"Fairtrade is about better prices, decent working conditions, local sustainability, and fair terms of trade for farmers and workers in the developing world. Byrequiring companies to pay sustainable prices, Fairtrade addresses the injustices of conventional trade, which traditionally discriminates against thepoorest, weakest producers. It enables them to improve their position and havemore control over their lives." http://www.fairtrade.com.au/about
Fair Trade is not without its critics. Because of its focus on small farmers andcraftspeople, the fair trade movement has been accused of trapping its suppliers in poverty rather than helping to develop more economically-efficient modes of production. For some, buying Fair Trade produces feels like tokenism.The eradication of extreme poverty, they argue, can only be accomplishedthrough modern market forces.
Do fair trading practices lead to dependency or self-sufficiency? Is Fair Trade only a marketing ploy that makes customers in developed countries feel better about their good fortune? Does Fair Trade really bring families and communities out of poverty, or does it just raise theirwages by a margin that has no long-term effect? Questions like these form part of a larger debate about aid programs in general. Evidence for success is often anecdotal and contradictory. Still, many farmers and workers in developing countries, as well as a number of organizations dedicated to helping them achieve economic stability and progress, believe that Fair Trade works.
Make someinquiries of your own. Should you buy Fair Trade chocolate, coffee, tea, bananas, and cotton garments? If you find the movement's arguments convincing, how can you make Fair Trade purchases and encourage others to do the same?
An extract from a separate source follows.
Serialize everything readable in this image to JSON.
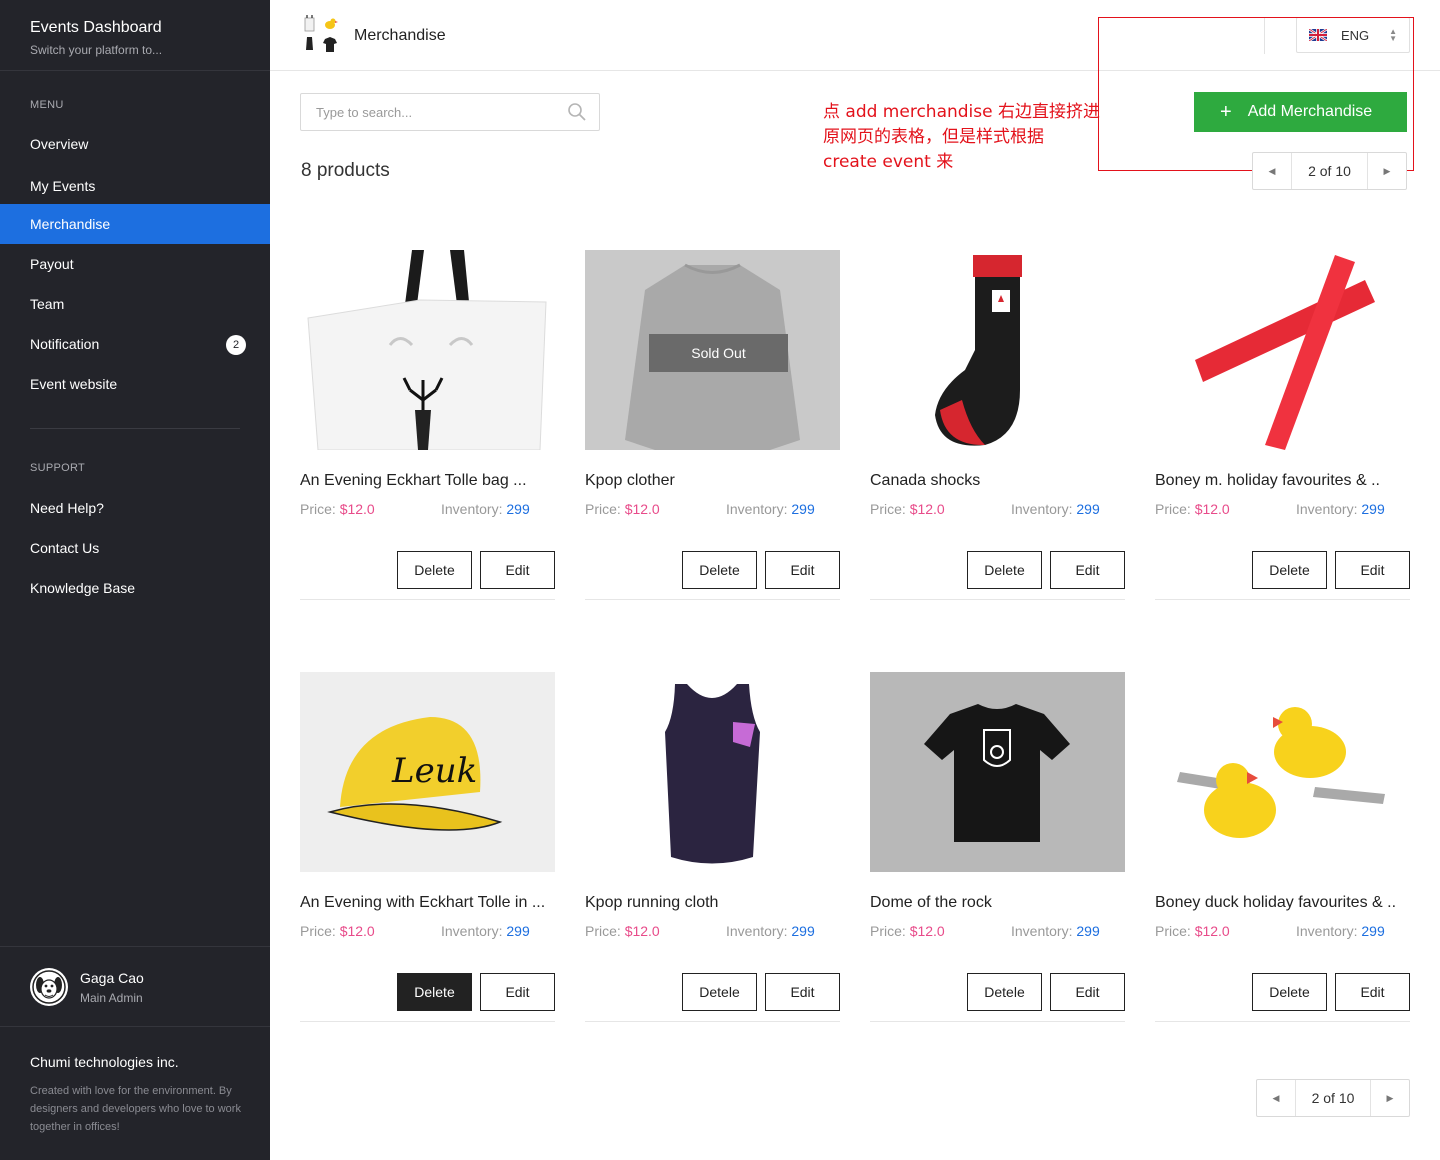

An international label identifies products that meet the standards of the Fairtrade Foundation.